— Exercise prompt —
Determine how many lines in the records below contain "network", then state that number alone.

— Dataset extract —
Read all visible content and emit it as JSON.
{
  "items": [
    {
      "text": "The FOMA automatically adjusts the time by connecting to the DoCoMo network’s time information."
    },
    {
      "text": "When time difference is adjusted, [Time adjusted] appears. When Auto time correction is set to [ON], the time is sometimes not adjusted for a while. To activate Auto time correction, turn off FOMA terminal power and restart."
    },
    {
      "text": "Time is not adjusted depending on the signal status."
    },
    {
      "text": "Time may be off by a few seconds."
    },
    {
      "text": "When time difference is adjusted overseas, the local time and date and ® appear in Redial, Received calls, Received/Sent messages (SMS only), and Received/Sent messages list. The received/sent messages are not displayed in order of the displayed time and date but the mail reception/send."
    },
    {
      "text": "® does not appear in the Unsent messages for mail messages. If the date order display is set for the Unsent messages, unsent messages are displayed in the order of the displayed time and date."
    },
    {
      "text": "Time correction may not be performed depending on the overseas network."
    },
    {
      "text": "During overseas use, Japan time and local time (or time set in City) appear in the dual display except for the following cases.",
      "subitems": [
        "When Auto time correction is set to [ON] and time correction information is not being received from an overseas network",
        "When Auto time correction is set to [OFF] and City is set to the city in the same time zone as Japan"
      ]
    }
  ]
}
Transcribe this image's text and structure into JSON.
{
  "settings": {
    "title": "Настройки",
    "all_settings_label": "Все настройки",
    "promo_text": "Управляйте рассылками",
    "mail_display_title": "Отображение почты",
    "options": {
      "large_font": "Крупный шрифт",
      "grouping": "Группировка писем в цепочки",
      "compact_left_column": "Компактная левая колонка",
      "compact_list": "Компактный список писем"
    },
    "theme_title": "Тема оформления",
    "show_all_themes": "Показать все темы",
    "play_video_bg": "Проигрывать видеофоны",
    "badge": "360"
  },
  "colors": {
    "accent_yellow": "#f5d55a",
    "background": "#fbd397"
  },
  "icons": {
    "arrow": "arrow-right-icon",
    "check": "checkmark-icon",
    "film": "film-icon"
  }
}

— Response below —
3